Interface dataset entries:

# # #

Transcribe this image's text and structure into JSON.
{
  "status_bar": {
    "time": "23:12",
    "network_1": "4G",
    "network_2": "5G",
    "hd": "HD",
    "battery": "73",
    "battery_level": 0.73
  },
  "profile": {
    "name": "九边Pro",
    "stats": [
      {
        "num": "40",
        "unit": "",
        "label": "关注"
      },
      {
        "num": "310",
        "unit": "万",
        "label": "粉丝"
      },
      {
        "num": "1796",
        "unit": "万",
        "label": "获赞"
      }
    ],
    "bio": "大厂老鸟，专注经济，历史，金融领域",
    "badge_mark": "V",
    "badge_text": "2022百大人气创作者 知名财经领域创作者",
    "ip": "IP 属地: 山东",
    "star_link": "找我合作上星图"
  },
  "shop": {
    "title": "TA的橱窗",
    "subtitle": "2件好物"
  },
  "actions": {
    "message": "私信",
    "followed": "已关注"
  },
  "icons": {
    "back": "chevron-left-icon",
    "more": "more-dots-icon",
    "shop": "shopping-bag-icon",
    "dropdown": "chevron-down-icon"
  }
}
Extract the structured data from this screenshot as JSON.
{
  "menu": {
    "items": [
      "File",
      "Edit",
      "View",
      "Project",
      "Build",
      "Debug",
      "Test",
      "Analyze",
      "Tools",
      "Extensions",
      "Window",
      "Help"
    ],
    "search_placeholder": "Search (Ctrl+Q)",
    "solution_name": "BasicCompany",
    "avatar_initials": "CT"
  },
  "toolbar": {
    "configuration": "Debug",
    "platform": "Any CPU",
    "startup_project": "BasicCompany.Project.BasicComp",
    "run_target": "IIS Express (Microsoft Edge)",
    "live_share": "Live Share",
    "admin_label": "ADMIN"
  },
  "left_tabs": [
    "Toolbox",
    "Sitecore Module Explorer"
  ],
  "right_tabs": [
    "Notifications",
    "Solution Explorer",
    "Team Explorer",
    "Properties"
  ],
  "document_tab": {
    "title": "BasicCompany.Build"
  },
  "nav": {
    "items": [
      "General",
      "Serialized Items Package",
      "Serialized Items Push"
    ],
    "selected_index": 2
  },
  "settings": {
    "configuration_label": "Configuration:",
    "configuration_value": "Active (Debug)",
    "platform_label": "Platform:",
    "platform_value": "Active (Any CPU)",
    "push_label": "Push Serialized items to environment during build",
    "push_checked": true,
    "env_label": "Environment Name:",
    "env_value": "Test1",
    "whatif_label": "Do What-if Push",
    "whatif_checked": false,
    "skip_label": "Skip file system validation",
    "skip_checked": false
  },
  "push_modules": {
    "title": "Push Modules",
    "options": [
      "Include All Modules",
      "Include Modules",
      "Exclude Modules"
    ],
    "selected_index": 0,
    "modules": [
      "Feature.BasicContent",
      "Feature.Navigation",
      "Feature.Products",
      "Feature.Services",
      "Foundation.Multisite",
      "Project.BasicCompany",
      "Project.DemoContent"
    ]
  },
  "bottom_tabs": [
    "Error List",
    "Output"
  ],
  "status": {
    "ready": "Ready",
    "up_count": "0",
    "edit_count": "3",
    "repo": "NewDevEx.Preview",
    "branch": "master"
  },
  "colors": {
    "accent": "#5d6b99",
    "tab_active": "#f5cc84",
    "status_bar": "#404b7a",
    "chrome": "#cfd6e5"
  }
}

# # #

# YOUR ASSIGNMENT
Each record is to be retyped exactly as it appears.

# RESULT FOR THIS EXERCISE
Transcribe this image's text and structure into JSON.
{
  "status_bar": {
    "time": "23:12",
    "network_1": "4G",
    "network_2": "5G",
    "hd": "HD",
    "battery": "73",
    "battery_level": 0.73
  },
  "profile": {
    "name": "九边Pro",
    "stats": [
      {
        "num": "40",
        "unit": "",
        "label": "关注"
      },
      {
        "num": "310",
        "unit": "万",
        "label": "粉丝"
      },
      {
        "num": "1796",
        "unit": "万",
        "label": "获赞"
      }
    ],
    "bio": "大厂老鸟，专注经济，历史，金融领域",
    "badge_mark": "V",
    "badge_text": "2022百大人气创作者 知名财经领域创作者",
    "ip": "IP 属地: 山东",
    "star_link": "找我合作上星图"
  },
  "shop": {
    "title": "TA的橱窗",
    "subtitle": "2件好物"
  },
  "actions": {
    "message": "私信",
    "followed": "已关注"
  },
  "icons": {
    "back": "chevron-left-icon",
    "more": "more-dots-icon",
    "shop": "shopping-bag-icon",
    "dropdown": "chevron-down-icon"
  }
}
Extract the structured data from this screenshot as JSON.
{
  "menu": {
    "items": [
      "File",
      "Edit",
      "View",
      "Project",
      "Build",
      "Debug",
      "Test",
      "Analyze",
      "Tools",
      "Extensions",
      "Window",
      "Help"
    ],
    "search_placeholder": "Search (Ctrl+Q)",
    "solution_name": "BasicCompany",
    "avatar_initials": "CT"
  },
  "toolbar": {
    "configuration": "Debug",
    "platform": "Any CPU",
    "startup_project": "BasicCompany.Project.BasicComp",
    "run_target": "IIS Express (Microsoft Edge)",
    "live_share": "Live Share",
    "admin_label": "ADMIN"
  },
  "left_tabs": [
    "Toolbox",
    "Sitecore Module Explorer"
  ],
  "right_tabs": [
    "Notifications",
    "Solution Explorer",
    "Team Explorer",
    "Properties"
  ],
  "document_tab": {
    "title": "BasicCompany.Build"
  },
  "nav": {
    "items": [
      "General",
      "Serialized Items Package",
      "Serialized Items Push"
    ],
    "selected_index": 2
  },
  "settings": {
    "configuration_label": "Configuration:",
    "configuration_value": "Active (Debug)",
    "platform_label": "Platform:",
    "platform_value": "Active (Any CPU)",
    "push_label": "Push Serialized items to environment during build",
    "push_checked": true,
    "env_label": "Environment Name:",
    "env_value": "Test1",
    "whatif_label": "Do What-if Push",
    "whatif_checked": false,
    "skip_label": "Skip file system validation",
    "skip_checked": false
  },
  "push_modules": {
    "title": "Push Modules",
    "options": [
      "Include All Modules",
      "Include Modules",
      "Exclude Modules"
    ],
    "selected_index": 0,
    "modules": [
      "Feature.BasicContent",
      "Feature.Navigation",
      "Feature.Products",
      "Feature.Services",
      "Foundation.Multisite",
      "Project.BasicCompany",
      "Project.DemoContent"
    ]
  },
  "bottom_tabs": [
    "Error List",
    "Output"
  ],
  "status": {
    "ready": "Ready",
    "up_count": "0",
    "edit_count": "3",
    "repo": "NewDevEx.Preview",
    "branch": "master"
  },
  "colors": {
    "accent": "#5d6b99",
    "tab_active": "#f5cc84",
    "status_bar": "#404b7a",
    "chrome": "#cfd6e5"
  }
}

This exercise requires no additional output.